§ **EXCERPTED RECORDS**
_____
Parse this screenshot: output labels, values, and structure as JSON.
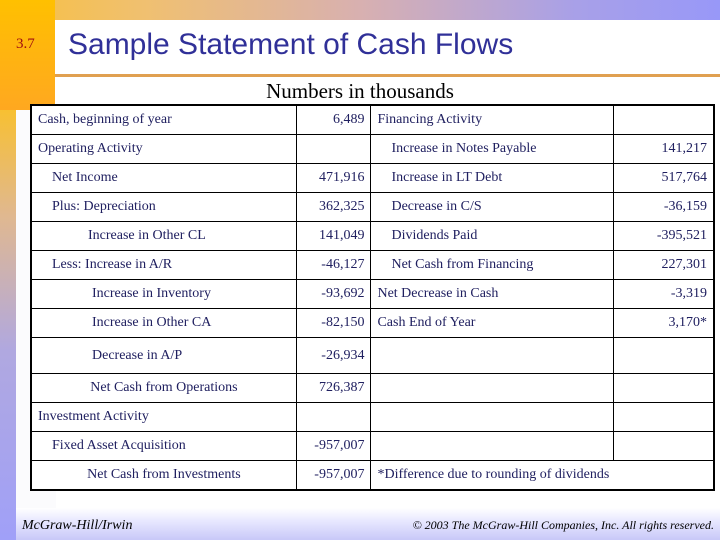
{
  "slide": {
    "number": "3.7",
    "title": "Sample Statement of Cash Flows",
    "subtitle": "Numbers in thousands"
  },
  "rows": [
    {
      "l": "Cash, beginning of year",
      "lv": "6,489",
      "r": "Financing Activity",
      "rv": ""
    },
    {
      "l": "Operating Activity",
      "lv": "",
      "r": "Increase in Notes Payable",
      "rv": "141,217"
    },
    {
      "l": "Net Income",
      "lv": "471,916",
      "r": "Increase in LT Debt",
      "rv": "517,764"
    },
    {
      "l": "Plus: Depreciation",
      "lv": "362,325",
      "r": "Decrease in C/S",
      "rv": "-36,159"
    },
    {
      "l": "Increase in Other CL",
      "lv": "141,049",
      "r": "Dividends Paid",
      "rv": "-395,521"
    },
    {
      "l": "Less: Increase in A/R",
      "lv": "-46,127",
      "r": "Net Cash from Financing",
      "rv": "227,301"
    },
    {
      "l": "Increase in Inventory",
      "lv": "-93,692",
      "r": "Net Decrease in Cash",
      "rv": "-3,319"
    },
    {
      "l": "Increase in Other CA",
      "lv": "-82,150",
      "r": "Cash End of Year",
      "rv": "3,170*"
    },
    {
      "l": "Decrease in A/P",
      "lv": "-26,934",
      "r": "",
      "rv": ""
    },
    {
      "l": "Net Cash from Operations",
      "lv": "726,387",
      "r": "",
      "rv": ""
    },
    {
      "l": "Investment Activity",
      "lv": "",
      "r": "",
      "rv": ""
    },
    {
      "l": "Fixed Asset Acquisition",
      "lv": "-957,007",
      "r": "",
      "rv": ""
    },
    {
      "l": "Net Cash from Investments",
      "lv": "-957,007",
      "footnote": "*Difference due to rounding of dividends"
    }
  ],
  "footer": {
    "publisher": "McGraw-Hill/Irwin",
    "copyright": "© 2003 The McGraw-Hill Companies, Inc. All rights reserved."
  }
}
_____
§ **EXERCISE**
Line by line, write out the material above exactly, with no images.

§ **RESPONSE TO THIS EXERCISE**
Parse this screenshot: output labels, values, and structure as JSON.
{
  "slide": {
    "number": "3.7",
    "title": "Sample Statement of Cash Flows",
    "subtitle": "Numbers in thousands"
  },
  "rows": [
    {
      "l": "Cash, beginning of year",
      "lv": "6,489",
      "r": "Financing Activity",
      "rv": ""
    },
    {
      "l": "Operating Activity",
      "lv": "",
      "r": "Increase in Notes Payable",
      "rv": "141,217"
    },
    {
      "l": "Net Income",
      "lv": "471,916",
      "r": "Increase in LT Debt",
      "rv": "517,764"
    },
    {
      "l": "Plus: Depreciation",
      "lv": "362,325",
      "r": "Decrease in C/S",
      "rv": "-36,159"
    },
    {
      "l": "Increase in Other CL",
      "lv": "141,049",
      "r": "Dividends Paid",
      "rv": "-395,521"
    },
    {
      "l": "Less: Increase in A/R",
      "lv": "-46,127",
      "r": "Net Cash from Financing",
      "rv": "227,301"
    },
    {
      "l": "Increase in Inventory",
      "lv": "-93,692",
      "r": "Net Decrease in Cash",
      "rv": "-3,319"
    },
    {
      "l": "Increase in Other CA",
      "lv": "-82,150",
      "r": "Cash End of Year",
      "rv": "3,170*"
    },
    {
      "l": "Decrease in A/P",
      "lv": "-26,934",
      "r": "",
      "rv": ""
    },
    {
      "l": "Net Cash from Operations",
      "lv": "726,387",
      "r": "",
      "rv": ""
    },
    {
      "l": "Investment Activity",
      "lv": "",
      "r": "",
      "rv": ""
    },
    {
      "l": "Fixed Asset Acquisition",
      "lv": "-957,007",
      "r": "",
      "rv": ""
    },
    {
      "l": "Net Cash from Investments",
      "lv": "-957,007",
      "footnote": "*Difference due to rounding of dividends"
    }
  ],
  "footer": {
    "publisher": "McGraw-Hill/Irwin",
    "copyright": "© 2003 The McGraw-Hill Companies, Inc. All rights reserved."
  }
}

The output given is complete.